Pounded by the stock markets after a poor showing in its recent earnings report, Sun Microsystems now has another thing to worry about: Co-founder Andy Bechtolsheim, who most recently served as chief architect for its systems group, is leaving [update: A Sun spokesperson notes than Bectolsheim will continue to do part-time work at Sun] [second update: the NYT has more detail; Bechtolsheim will spend at most one day a week at Sun] to help run a startup called Arista that will reportedly make networking equipment for a growing industry segment.

Aside from helping to found Sun in 1982 with Scott McNealy, Vinod Khosla and Bill Joy (the latter two are now venture capitalists), Bechtolsheim is famous for being one of the very first investors in Google and also co-founded a company called Granite Systems in 1995, which later sold to Cisco for $220 million. So he has serious startup cred — moreso than many others who are considered Silicon Valley gurus.

Arista is planning to build 10 gigabit switches, which are used for extremely high-speed networks typically seen in laboratories and data centers. Such switches, many times faster than today’s standard, are expected to become much more popular in years ahead; some startups, like content delivery network BitGravity, already use them. Arista hopes to corner the market early on.

It’s hardly the first to look at 10GB switches. Startup Woven Systems recently launched its second-generation product, mid-sized players Force10 and Foundry Networks also have them, and networking heavyweight Cisco is likely trying to figure out how it can dominate, as it does in similar areas. However, Arista will be well prepared; it has also recruited former Cisco exec Jayshree Ullal as its CEO, according to the New York Times, which broke the story.

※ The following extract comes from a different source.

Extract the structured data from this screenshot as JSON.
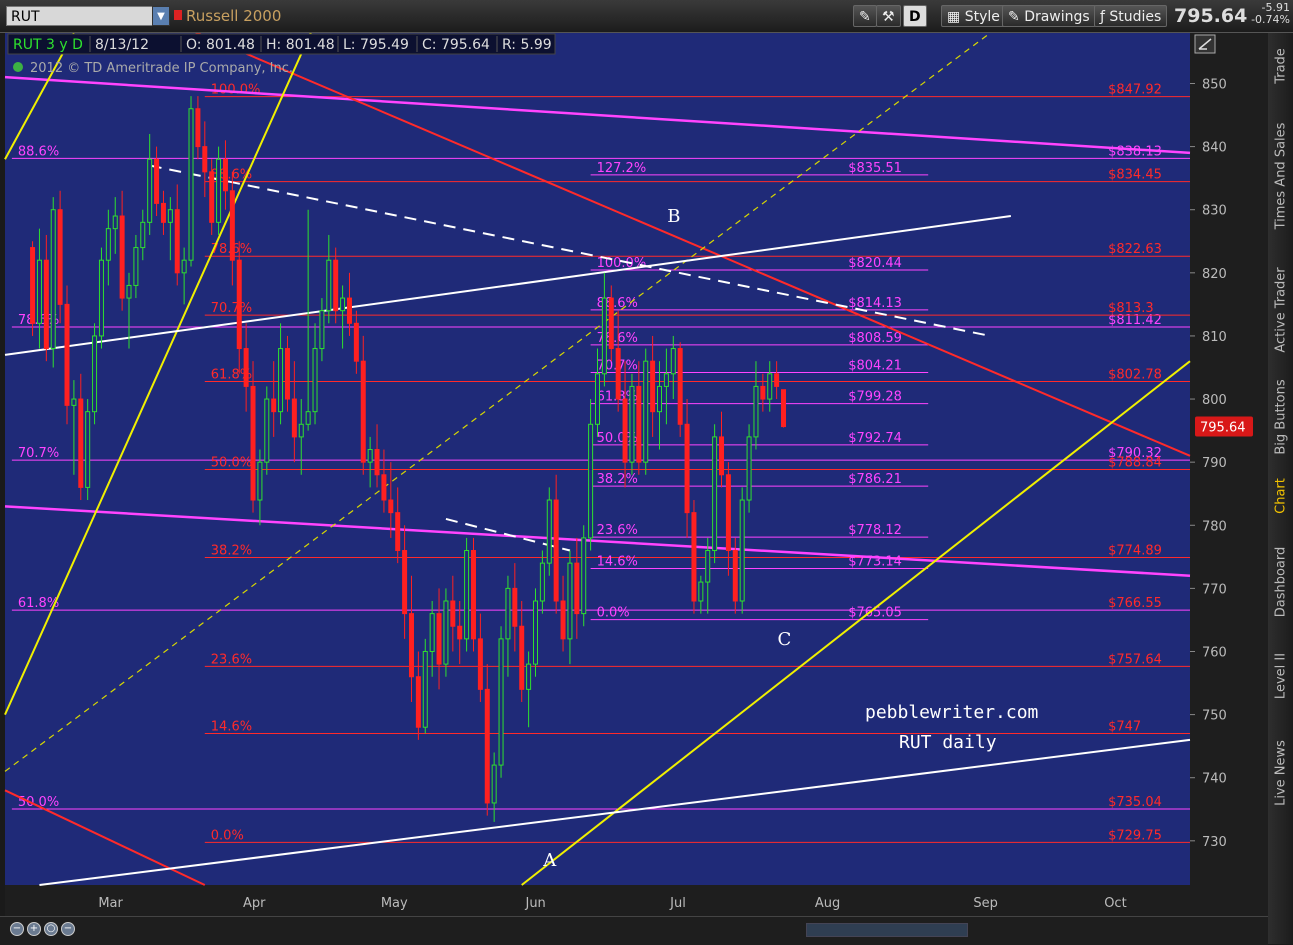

Arista was funded by Bechtolsheim before he joined the company, as well as Stanford professor David Cheriton, who will become its chief scientist. The company is based in Menlo Park, Calif.